Afterwards, he drifted to California where he attempted to rob a bar (and its patrons) the police showed up and in the ensuing gun battle Gordon was shot in the stomach. He recovered and was sentenced to five years in San Quentin Prison.

After prison he entered the American Academy of Dramatic Arts (ADA) on the GI bill and took acting lessons. Also enrolled in the same class was Grace Kelly and Anne Bancroft. For a time, Jason Robards, later a two-time Academy Award winner, was Gordon's instructor. He met his wife Lynn around that time. They stayed married for fifty years.

He appeared in several films but in the mid-1950 turned to television. His six0foot-two size, broad build and, intense features and his deep menacing voice, made him the perfect film bad guy.

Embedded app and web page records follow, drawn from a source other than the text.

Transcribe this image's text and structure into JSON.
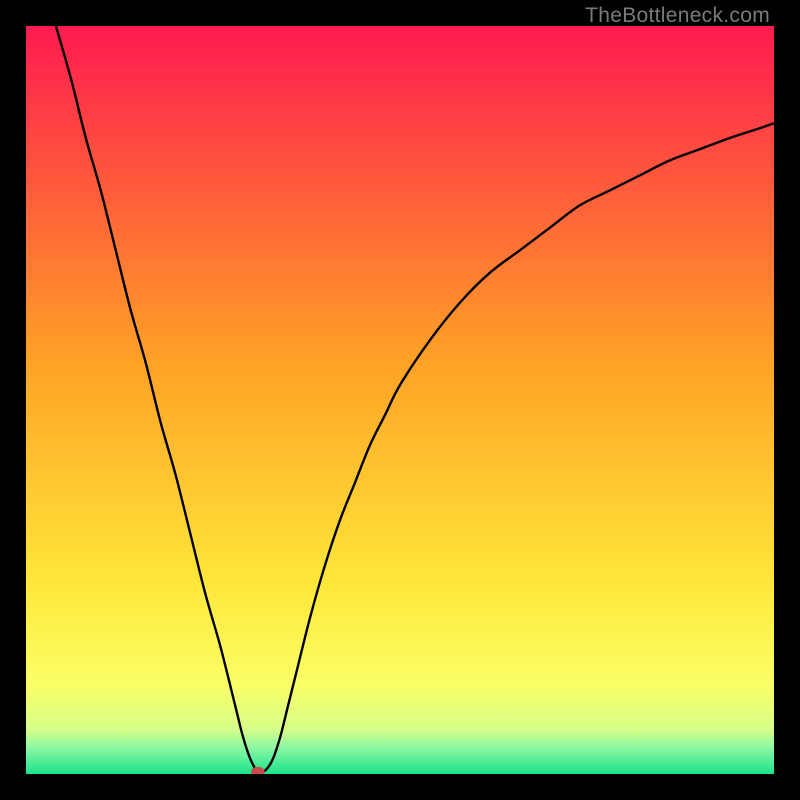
{
  "watermark": "TheBottleneck.com",
  "chart_data": {
    "type": "line",
    "title": "",
    "xlabel": "",
    "ylabel": "",
    "xlim": [
      0,
      100
    ],
    "ylim": [
      0,
      100
    ],
    "grid": false,
    "legend": false,
    "series": [
      {
        "name": "curve",
        "x": [
          4,
          6,
          8,
          10,
          12,
          14,
          16,
          18,
          20,
          22,
          24,
          26,
          28,
          29,
          30,
          31,
          32,
          33,
          34,
          35,
          36,
          38,
          40,
          42,
          44,
          46,
          48,
          50,
          54,
          58,
          62,
          66,
          70,
          74,
          78,
          82,
          86,
          90,
          94,
          98,
          100
        ],
        "y": [
          100,
          93,
          85,
          78,
          70,
          62,
          55,
          47,
          40,
          32,
          24,
          17,
          9,
          5,
          2,
          0.3,
          0.5,
          2,
          5,
          9,
          13,
          21,
          28,
          34,
          39,
          44,
          48,
          52,
          58,
          63,
          67,
          70,
          73,
          76,
          78,
          80,
          82,
          83.5,
          85,
          86.3,
          87
        ]
      }
    ],
    "marker": {
      "x": 31,
      "y": 0.3,
      "color": "#c94a4a",
      "radius_pct": 0.9
    },
    "background_gradient": [
      {
        "stop": 0.0,
        "color": "#ff1a4f"
      },
      {
        "stop": 0.45,
        "color": "#ffa226"
      },
      {
        "stop": 0.75,
        "color": "#ffe83a"
      },
      {
        "stop": 0.88,
        "color": "#faff66"
      },
      {
        "stop": 0.94,
        "color": "#d7ff88"
      },
      {
        "stop": 0.965,
        "color": "#8cf7a4"
      },
      {
        "stop": 1.0,
        "color": "#19e38b"
      }
    ]
  }
}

While working with John Wayne in the film Hondo (1953), Gordon played a villain who gets killed by Wayne. Gordon recalled “In the scene . . . where he kills me down by the stream, I reach for my gun and he shoots me. I buckled up and pitched forward. Wayne hollered, "Cut! Cut!", even though John Farrow was directing. Wayne says to me, "What was that? When you get hit in the gut with a slug you go flying backwards". I pulled up my shirt to show him where I'd really been shot in the gut [by police while being arrested for armed robbery many years previously]: "Yeah? I got hit point blank and I went forward".

He turned to script writing and wrote Black Patch (1957)  The Cry Baby Killer, featured a young and unknown Jack Nicholson, You Can't Win 'Em All (1970) starring Tony Curtis and Charles Bronson,  Tobruk (1967), which starred Rock Hudson and George Peppard. As a television screenwriter he wrote nearly 50 scripts for Bonanza, Cheyenne and Maverick.
In 1997 he received the Golden Boot Award for his many years of work in westerns. In accepting the award the actor simply flashed a smile for his fans and remarked, "Thank God for typecasting"

After struggling with a brief illness, Gordon died of cardiac failure in his sleep, aged 78, at his home in Los Angeles, California, on December 26, 2000.